Conversion metrics like sales, revenue, ROAS, CPA should be taken into consideration. Cost is also important to consider because you might see brands with a high ROAS but when you take a look at the cost that has been spent on the brand, you realize that there was barely any spend.
Ecommerce stores with multiple brands and 2,000 – 250,000 SKUs:
For a store like Net-A-Porter or Gear.com, we normally create tiers when deciding how to structure their campaigns. For example, two brands might make up 30% of the overall sales. In such a case, we create two separate campaigns for those two brands – and for the rest of the brands, we divide them based on how much revenue they have generated in the past. The top brands are added to a Tier 1 campaign, the middle-level performance brands are added to Tier 2 campaign, and lower performing brands are added to a Tier 3 campaign.

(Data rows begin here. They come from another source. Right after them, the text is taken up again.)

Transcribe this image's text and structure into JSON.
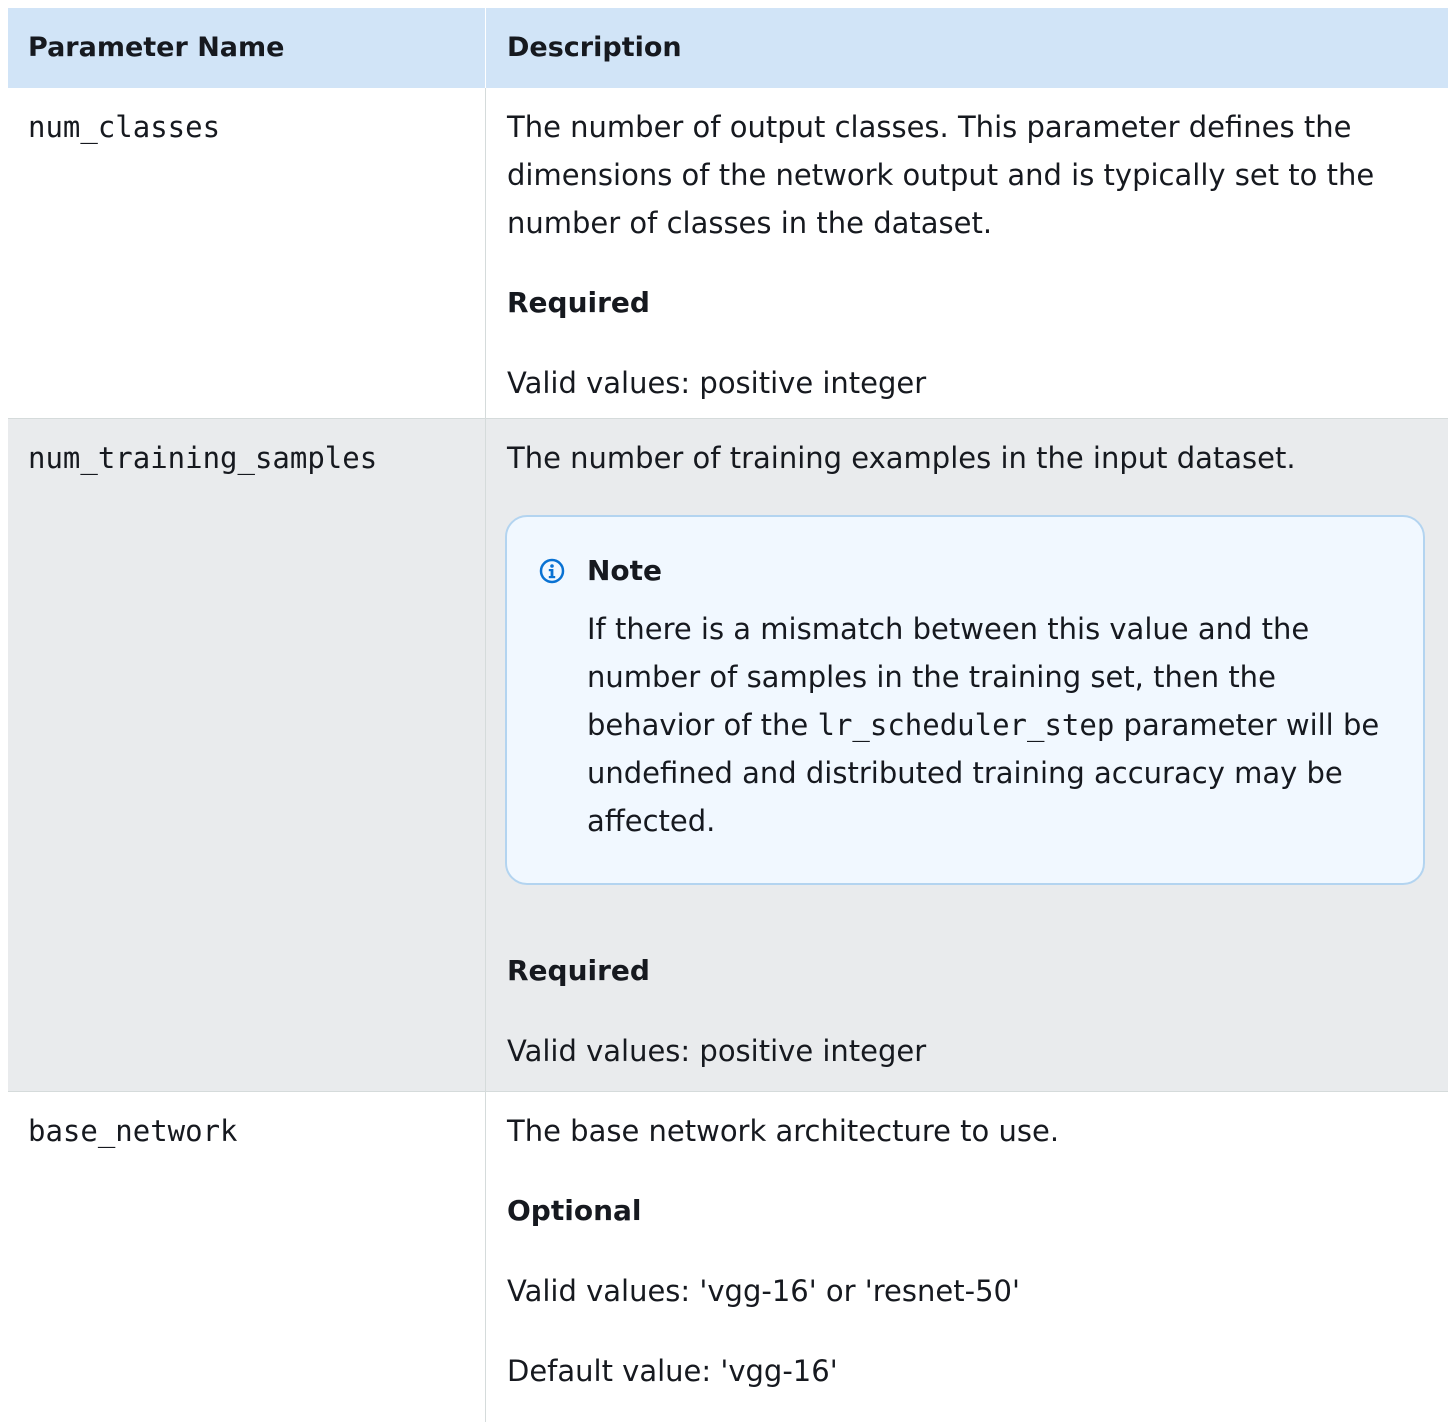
{
  "header": {
    "col_name": "Parameter Name",
    "col_desc": "Description"
  },
  "rows": [
    {
      "name": "num_classes",
      "description": "The number of output classes. This parameter defines the dimensions of the network output and is typically set to the number of classes in the dataset.",
      "requirement": "Required",
      "valid_values": "Valid values: positive integer"
    },
    {
      "name": "num_training_samples",
      "description": "The number of training examples in the input dataset.",
      "note": {
        "title": "Note",
        "text_before": "If there is a mismatch between this value and the number of samples in the training set, then the behavior of the ",
        "code": "lr_scheduler_step",
        "text_after": " parameter will be undefined and distributed training accuracy may be affected."
      },
      "requirement": "Required",
      "valid_values": "Valid values: positive integer"
    },
    {
      "name": "base_network",
      "description": "The base network architecture to use.",
      "requirement": "Optional",
      "valid_values": "Valid values: 'vgg-16' or 'resnet-50'",
      "default_value": "Default value: 'vgg-16'"
    }
  ],
  "colors": {
    "header_bg": "#d1e4f7",
    "alt_row_bg": "#e9ebed",
    "note_bg": "#f1f8ff",
    "note_border": "#b3d4f0",
    "info_icon": "#0972d3"
  },
  "icons": {
    "note_icon": "info-icon"
  }
}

You don’t have to be limited to just 3 tiers. Depending on the number of brands and products, you could also create additional campaigns to avoid the Invisible SKU Phenomenon.
This is an example of what your shopping campaign would look like based on the structure mentioned above:
Shopping Campaign Brand X
Shopping Campaign Brand Y
Shopping Campaign Tier 1 Brands
Shopping Campaign Tier 2 Brands
Shopping Campaign Tier 3 Brands
Ad Group/Product Group structure
The first sub-category in your ad group or product group should be brand. Then you can subdivide by product type and use custom labels to add further subdivisions for things like size, color or price range.
Low budget ecommerce store
If you are spending less than $100/day, the simpler you keep your account, the better it usually is for performance. We normally try to create two campaigns in this case; a ‘winners’ campaign with products/brands that have a high margin/high ROAS, and a second campaign targeting low performing products.
If you are not spending large amounts of money on your campaigns, having a ton of campaigns usually does not make sense. With more and more people opting into smart bidding, people fail to realize that the more conversion data there is in a campaign, the better results it will bring. Consolidating your campaigns ensures that you are giving Google’s smart bidding algorithm a high number of data points to work with.
The previous two examples require sales data and knowing what has better margins for your brand. What if you don’t have any sales data as a starting point?
In such a case, dividing your campaigns based on product categories makes sense because it allows you to create campaigns based on how people are searching for the products you sell. For example, if you have a home goods store like Bed, Bath & Beyond, you can create campaigns for each category you have on the website, like Kitchen, Dining, Bedroom etc.
If you run a DTC website, your account structure would look similar to the one just described. Ecommerce stores selling other brands get a large number of brand traffic so it makes sense for them to have separate brand campaigns/tiered campaigns. However a DTC brand will primarily get generic traffic searching for the products they sell.
For example, for a website like Truff, you can create separate campaigns for Hot Sauce, Mayo, Pasta, Oil etc.
When you launch your shopping campaigns, you can run them for a month and then look at the data to decide whether the current campaign structure makes sense or whether you need to restructure/create additional campaigns.
You can also mix and match structures in an account if that helps get the best results. You don’t have to be limited to a brand structure only or a product category structure only. Your campaigns can also look like this:
Shopping Campaign Product Category X
Shopping Campaign Product Category Y
Shopping Campaign Product Category Z
Shopping Campaign Brand A
Shopping Campaign Brand B
You can test multiple structures in your account and see what gets the best results – and most importantly, what structure allows you to easily scale spend on your account.